Regularly checking temp tables is crucial for maintaining the health and performance of your SQL Server. Temp tables can consume valuable system resources if they are not dropped or cleaned up properly, leading to slow performance and even system crashes.
By following the step-by-step guide and implementing the optimization tips outlined in this article, you can prevent these issues and ensure your SQL Server is running smoothly.
Regular maintenance is essential for any system to operate efficiently and effectively. By regularly checking temp tables, you can identify and resolve any issues before they escalate and impact system performance.
Additional Resources for SQL Server Management
If you want to learn more about SQL Server management and optimization, there are a variety of resources available to you. Here are some recommended options:
- Microsoft’s SQL Server Documentation: This is a great starting point for learning about SQL Server management and best practices. Microsoft provides comprehensive documentation that covers all aspects of SQL Server management.
- Online Forums: There are many online forums where you can ask questions and get advice from other SQL Server users. Some popular forums include Stack Overflow, SQL Server Central, and SQLTeam.com.
- Training Courses: There are many training courses available for SQL Server, both online and in-person. Some popular options include Microsoft’s official training courses, as well as courses offered by Pluralsight and Udemy.
By taking advantage of these resources, you can continue to improve your SQL Server management skills and keep your databases running smoothly.
Frequently Asked Questions
Why is it important to check all temp tables in SQL Server?
Checking all temp tables in SQL Server is important because it can help identify any issues that may be impacting performance or causing errors in the system. Temp tables can also take up valuable resources, so identifying and addressing them can help optimize performance and improve overall efficiency.
What are some common issues that may arise with temp tables in SQL Server?
Some common issues that may arise with temp tables in SQL Server include excessive memory usage, performance degradation, and errors or bugs in the system. By regularly checking all temp tables, these issues can be identified and addressed before they become major problems.
What are some methods for identifying temp tables in SQL Server?
There are several methods for identifying temp tables in SQL Server, including querying the system tables, using the sp_help system stored procedure, and using third-party tools or scripts. By utilizing these methods, temp tables can be quickly and easily identified for further analysis and optimization.
How can indexes and query optimization techniques be used to improve temp table performance?
Indexes and query optimization techniques can be used to improve temp table performance by optimizing the queries used to access and manipulate the data in the tables. By using appropriate indexes and query optimization techniques, queries can be executed more efficiently, leading to improved performance and reduced resource usage.

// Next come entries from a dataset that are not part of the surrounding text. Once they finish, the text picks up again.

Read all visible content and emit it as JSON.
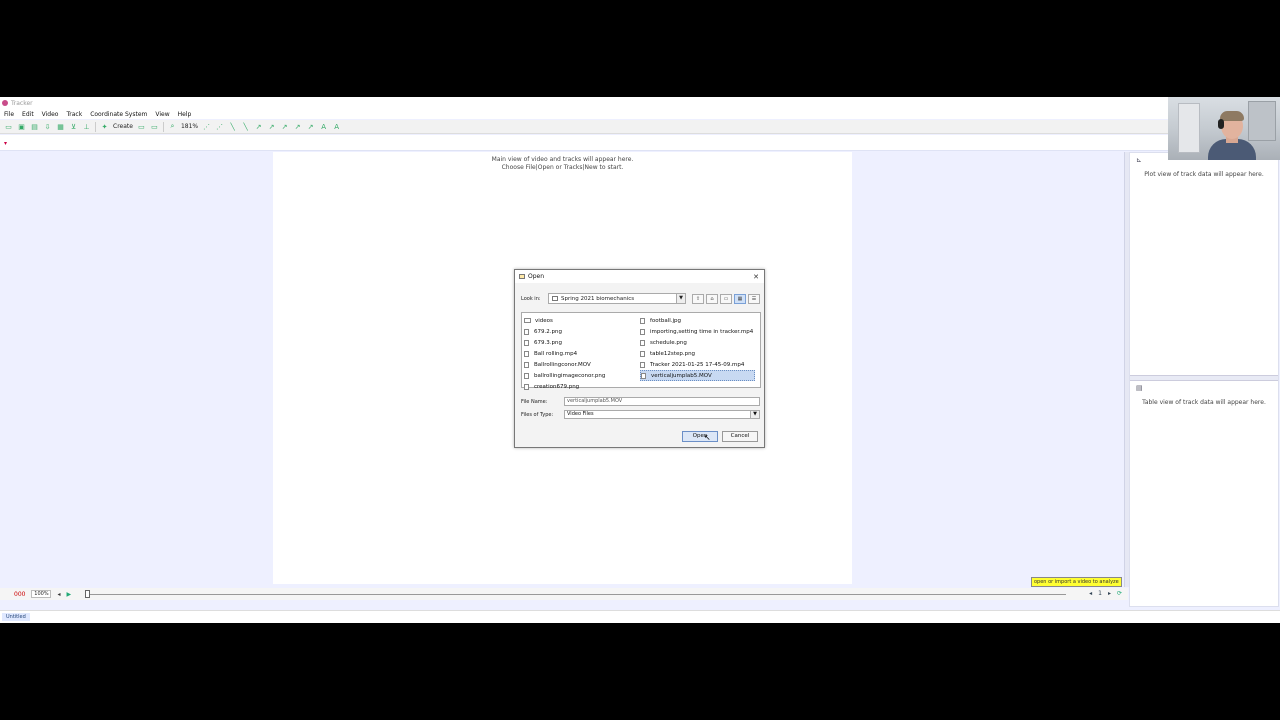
{
  "app": {
    "title": "Tracker",
    "menu": [
      "File",
      "Edit",
      "Video",
      "Track",
      "Coordinate System",
      "View",
      "Help"
    ],
    "toolbar": {
      "create_label": "Create",
      "zoom_label": "181%"
    }
  },
  "main_view": {
    "hint_line1": "Main view of video and tracks will appear here.",
    "hint_line2": "Choose File|Open or Tracks|New to start."
  },
  "right_panel": {
    "plot_hint": "Plot view of track data will appear here.",
    "table_hint": "Table view of track data will appear here."
  },
  "player": {
    "frame": "000",
    "zoom": "100%",
    "import_tip": "open or import a video to analyze"
  },
  "status": {
    "tab_label": "Untitled"
  },
  "dialog": {
    "title": "Open",
    "look_in_label": "Look in:",
    "look_in_value": "Spring 2021 biomechanics",
    "files_left": [
      {
        "name": "videos",
        "type": "folder"
      },
      {
        "name": "679.2.png",
        "type": "file"
      },
      {
        "name": "679.3.png",
        "type": "file"
      },
      {
        "name": "Ball rolling.mp4",
        "type": "file"
      },
      {
        "name": "Ballrollingconor.MOV",
        "type": "file"
      },
      {
        "name": "ballrollingimageconor.png",
        "type": "file"
      },
      {
        "name": "creation679.png",
        "type": "file"
      }
    ],
    "files_right": [
      {
        "name": "football.jpg",
        "type": "file"
      },
      {
        "name": "importing,setting time in tracker.mp4",
        "type": "file"
      },
      {
        "name": "schedule.png",
        "type": "file"
      },
      {
        "name": "table12step.png",
        "type": "file"
      },
      {
        "name": "Tracker 2021-01-25 17-45-09.mp4",
        "type": "file"
      },
      {
        "name": "verticaljumplab5.MOV",
        "type": "file",
        "selected": true
      }
    ],
    "file_name_label": "File Name:",
    "file_name_value": "verticaljumplab5.MOV",
    "files_of_type_label": "Files of Type:",
    "files_of_type_value": "Video Files",
    "open_label": "Open",
    "cancel_label": "Cancel"
  }
}
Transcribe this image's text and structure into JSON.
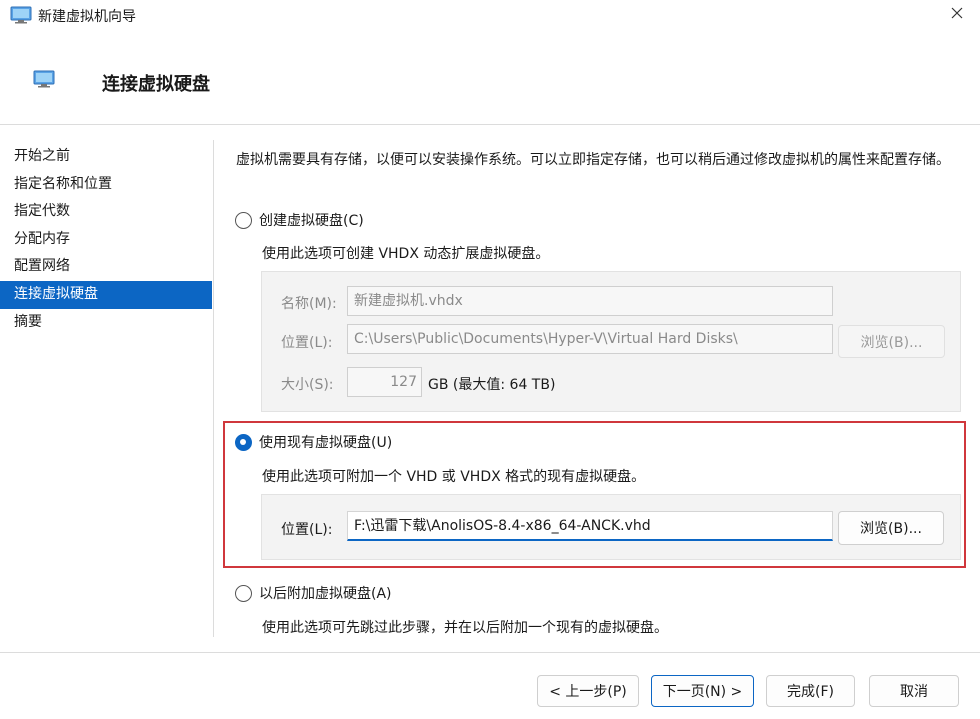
{
  "window": {
    "title": "新建虚拟机向导"
  },
  "header": {
    "title": "连接虚拟硬盘"
  },
  "sidebar": {
    "items": [
      {
        "label": "开始之前"
      },
      {
        "label": "指定名称和位置"
      },
      {
        "label": "指定代数"
      },
      {
        "label": "分配内存"
      },
      {
        "label": "配置网络"
      },
      {
        "label": "连接虚拟硬盘"
      },
      {
        "label": "摘要"
      }
    ],
    "active_index": 5
  },
  "main": {
    "description": "虚拟机需要具有存储，以便可以安装操作系统。可以立即指定存储，也可以稍后通过修改虚拟机的属性来配置存储。",
    "create": {
      "label": "创建虚拟硬盘(C)",
      "desc": "使用此选项可创建 VHDX 动态扩展虚拟硬盘。",
      "name_label": "名称(M):",
      "name_value": "新建虚拟机.vhdx",
      "location_label": "位置(L):",
      "location_value": "C:\\Users\\Public\\Documents\\Hyper-V\\Virtual Hard Disks\\",
      "browse_label": "浏览(B)...",
      "size_label": "大小(S):",
      "size_value": "127",
      "size_unit": "GB (最大值: 64 TB)"
    },
    "existing": {
      "label": "使用现有虚拟硬盘(U)",
      "desc": "使用此选项可附加一个 VHD 或 VHDX 格式的现有虚拟硬盘。",
      "location_label": "位置(L):",
      "location_value": "F:\\迅雷下载\\AnolisOS-8.4-x86_64-ANCK.vhd",
      "browse_label": "浏览(B)..."
    },
    "later": {
      "label": "以后附加虚拟硬盘(A)",
      "desc": "使用此选项可先跳过此步骤，并在以后附加一个现有的虚拟硬盘。"
    }
  },
  "footer": {
    "prev": "< 上一步(P)",
    "next": "下一页(N) >",
    "finish": "完成(F)",
    "cancel": "取消"
  },
  "colors": {
    "accent": "#0c66c4",
    "highlight": "#d0373c"
  }
}
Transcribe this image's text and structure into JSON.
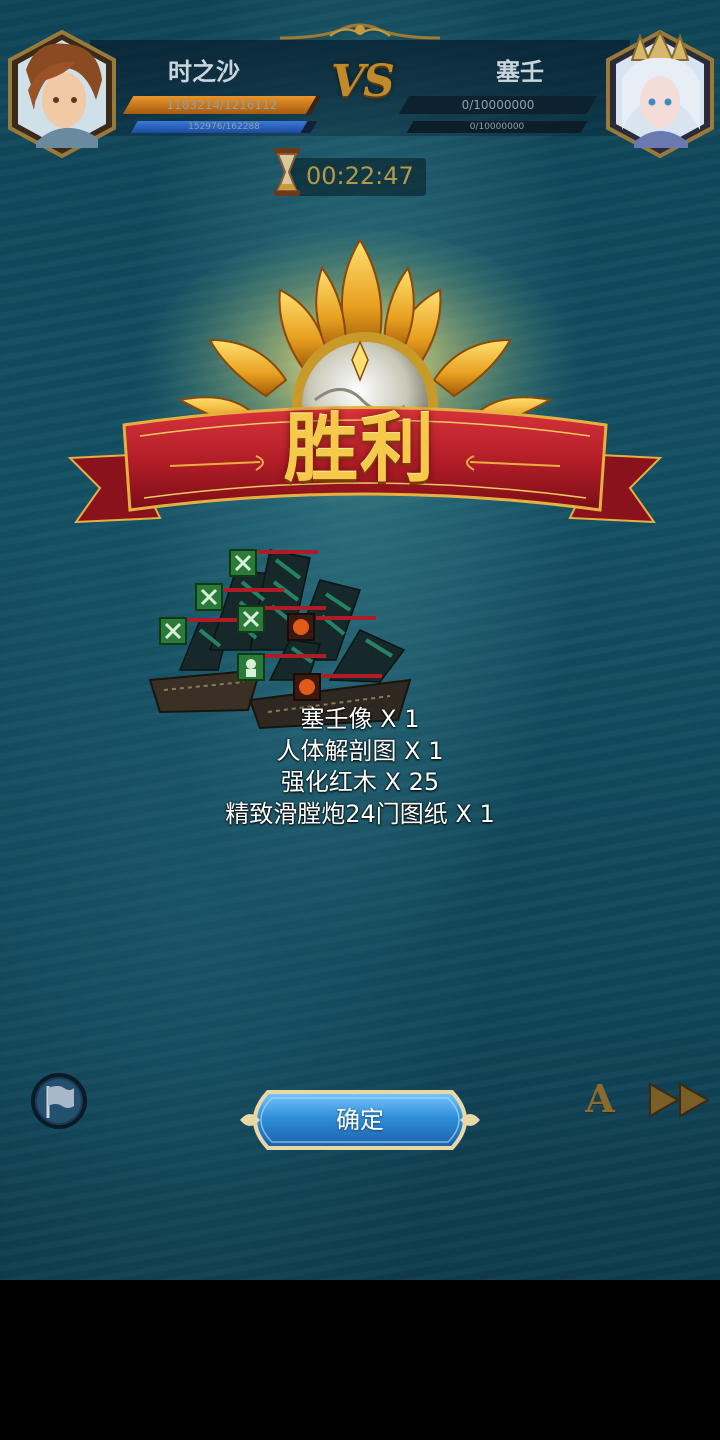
{
  "header": {
    "player": {
      "name": "时之沙",
      "hp_text": "1183214/1216112",
      "hp_fraction": 0.973,
      "sub_text": "152976/162288",
      "sub_fraction": 0.943,
      "portrait": "male-captain-portrait"
    },
    "vs_label": "VS",
    "enemy": {
      "name": "塞壬",
      "hp_text": "0/10000000",
      "hp_fraction": 0,
      "sub_text": "0/10000000",
      "sub_fraction": 0,
      "portrait": "siren-portrait"
    }
  },
  "timer": {
    "icon": "hourglass-icon",
    "value": "00:22:47"
  },
  "result": {
    "title": "胜利",
    "emblem": "sun-banner-emblem"
  },
  "rewards": [
    "塞壬像 X 1",
    "人体解剖图 X 1",
    "强化红木 X 25",
    "精致滑膛炮24门图纸 X 1"
  ],
  "controls": {
    "confirm_label": "确定",
    "auto_label": "A",
    "flag_icon": "surrender-flag-icon",
    "speed_icon": "fast-forward-icon"
  },
  "colors": {
    "gold": "#f6c94a",
    "banner_red": "#b8202a",
    "button_blue": "#2f8fd8",
    "hp_orange": "#c8781c",
    "sub_blue": "#2a62b8"
  }
}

How often should temp tables be checked in SQL Server?
The frequency with which temp tables should be checked in SQL Server depends on several factors, including the size and complexity of the system, the amount of data being processed, and the level of performance and reliability required. In general, it is recommended to check temp tables regularly, such as daily or weekly, to ensure optimal performance and prevent issues from arising.
What resources are available for managing and optimizing temp tables in SQL Server?
There are many resources available for managing and optimizing temp tables in SQL Server, including online tutorials and documentation, community forums and blogs, and third-party tools and scripts. By utilizing these resources, developers and administrators can stay up to date on the latest techniques and best practices for managing temp tables and improving overall system performance.